Technical Demolition Services in partnership with Leavesley International were the first company to establish a dedicated ship recycling facility in Britain. The facility satisfied all Government, Environment Agency, Health and Safety Executive and Defra guidelines, based on “Safe and Environmentally Sound Recycling of Ships” procedures.

The facility was based at a dry dock situated at Canada Dock, Liverpool. The dock was constructed in 1898 and had recently been unused, Mersey Docks and Harbour Company leased the facility for our use.

HMS Intrepid was the last ship to be built for the Royal Navy at John Browns Shipyard on the Clyde she was launched in 1964 and commissioned in March 1967 and served with the Royal Navy until 1999. Whilst undergoing decommissioning in 1982 she brought back into service and played an active role in the Falklands war. She then acted as a sea training vessel at Dartmouth and was eventually decommissioned in 1999.

The vessel had twin steam turbines and could transport helicopters, amphibious land craft, troops and equipment.

Client: Ministry of Defence and Leavesley Group

Contract: Decommissioning and Deconstruction

Contract start/end date: 2008 – 2009

Total project value: £2,500,000.00

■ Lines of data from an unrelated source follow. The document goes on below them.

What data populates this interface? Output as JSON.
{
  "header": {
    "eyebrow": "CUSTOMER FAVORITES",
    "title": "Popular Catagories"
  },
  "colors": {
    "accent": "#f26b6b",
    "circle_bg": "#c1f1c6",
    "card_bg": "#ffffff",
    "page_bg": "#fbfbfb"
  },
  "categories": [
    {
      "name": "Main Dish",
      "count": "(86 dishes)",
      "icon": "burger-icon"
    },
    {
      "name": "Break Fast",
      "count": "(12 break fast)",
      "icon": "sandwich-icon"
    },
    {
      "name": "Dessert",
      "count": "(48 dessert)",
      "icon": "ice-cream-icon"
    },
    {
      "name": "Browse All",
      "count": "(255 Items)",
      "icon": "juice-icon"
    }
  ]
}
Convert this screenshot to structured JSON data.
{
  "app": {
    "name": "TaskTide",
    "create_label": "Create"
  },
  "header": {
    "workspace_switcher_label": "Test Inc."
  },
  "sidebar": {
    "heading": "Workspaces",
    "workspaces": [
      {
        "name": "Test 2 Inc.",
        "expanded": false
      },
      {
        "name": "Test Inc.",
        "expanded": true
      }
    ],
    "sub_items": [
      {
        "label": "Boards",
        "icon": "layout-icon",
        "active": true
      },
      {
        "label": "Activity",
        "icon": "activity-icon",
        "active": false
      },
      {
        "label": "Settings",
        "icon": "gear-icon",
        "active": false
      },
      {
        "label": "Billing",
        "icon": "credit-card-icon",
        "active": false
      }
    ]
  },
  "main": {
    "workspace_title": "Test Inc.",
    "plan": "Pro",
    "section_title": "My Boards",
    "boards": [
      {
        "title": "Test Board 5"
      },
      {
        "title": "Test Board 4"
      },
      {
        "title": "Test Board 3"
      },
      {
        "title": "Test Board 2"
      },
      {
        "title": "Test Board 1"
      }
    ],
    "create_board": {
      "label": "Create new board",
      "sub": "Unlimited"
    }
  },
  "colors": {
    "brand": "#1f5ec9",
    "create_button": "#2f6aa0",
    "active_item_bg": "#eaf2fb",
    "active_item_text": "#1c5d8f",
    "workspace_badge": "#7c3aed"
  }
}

Green Passport and Waste Management Licence and Supporting Material

The MOD in Portsmouth issued a ‘Green Passport’ which detailed the wastes present on the vessel when it was towed from Portsmouth to Liverpool. The Environment Agency classed the vessel as “an end of life vehicle”.

A ship recycling Plan was put together with a waste management plan, method statements and risk assessments were produced to support the application, the licence was granted in June 2008, (Licence Number EAWML 100197).

A ship recycling management plan for Canada Dock was produced to support the waste

management Licence application, procedural documents were prepared for all activities during the dismantling, along with written risk assessments.

A specific waste plan with disposal routes for all wastes was produced ahead of the vessel arriving at Canada Dock.

Arrival of Intrepid at Canada Dock

The vessel was towed from Portsmouth and berthed at Canada dock on September 2008,

TDS had made several repairs to the dock gates but on pumping out the dock it was noted that further work was required, this took time to do and to give confidence in the dock gates.

The dock was 34-foot-deep and had a collection sump for water leaks through the gates, four large pumps were in place, working on level control to maintain a dry condition within the working area, the working area was segregated from the sump by a bund wall.

Interested Parties

The Intrepid Veterans association had visited the ship and we’re always welcome, A cd and video diary had been produced of the work. Leavesley International controlled the sale of reusable items and memorabilia.

The Department of Geography at Sheffield University used the recycling of Intrepid as part of their “Waste of the World” project. Regular visits to the vessel had been made so that a detailed report could be produced on completion of the project.

The Department of Geography arranged a visit by school children who produced a play based on the “Life and Death” of Intrepid. TDS were pleased to attend and assist with this event.

Liaison with Emergency Services

Whilst working on the dock gates progressing exercises were held, with the local fire brigade to familiarise themselves with the vessel, a series of five search and rescue exercises were held involving tenders from all twelve stations in the Liverpool area.

Asbestos Waste 

The major hazardous waste on the vessel was asbestos insulation, a detailed type three survey was conducted for the MOD, a series of deck drawings were also supplied showing the location of asbestos and lengths of the pipe runs. TDS removed all asbestos materials, so that dismantling work could undergo on the last week of December 2008.

Manning and Equipment

Levels of manning varied during the project, on average 15 people worked on the vessel

two Liebherr tracked excavators were used on the vessel, 954, 944 and a 213 wheeled excavator. Other equipment was used to processand segregate wastes, a mobile crane lifted wastes from the dock base to the Quayside.

The Site

 A detailed site induction and tagging system was used throughout the work. Security on site was a major aspect with a palisade fence with lockable gates at access points, access to the vessel was via available gangways.

The north side of the Quay was detailed as a non-working area with reception, offices and Messrooms, the south side of the Quay was designated a working and waste storage area. 

A purpose-built onsite weighbridge was used to provide details of wastes removed from site.


  • The project plan was fully implemented.
  • We have learnt a wealth of knowledge which we will apply to the next vessels to be recycled by us.
  • Recycling rates exceeded 95%.
  • The only environmental incident was a fire below the forecastle by flame cutting a bollard, a full incident investigation was carried out by us and the fire brigade and actioned.
  • The Environment Agency made regular visits and conducted environmental audits.
    Removal of asbestos materials was a laborious process and was carried out without incident. Background and clearance levels of asbestos was well within current regulations.
  • The Ministry of Defence made regular visits to Canada Dockand were impressed with how we handled our activities.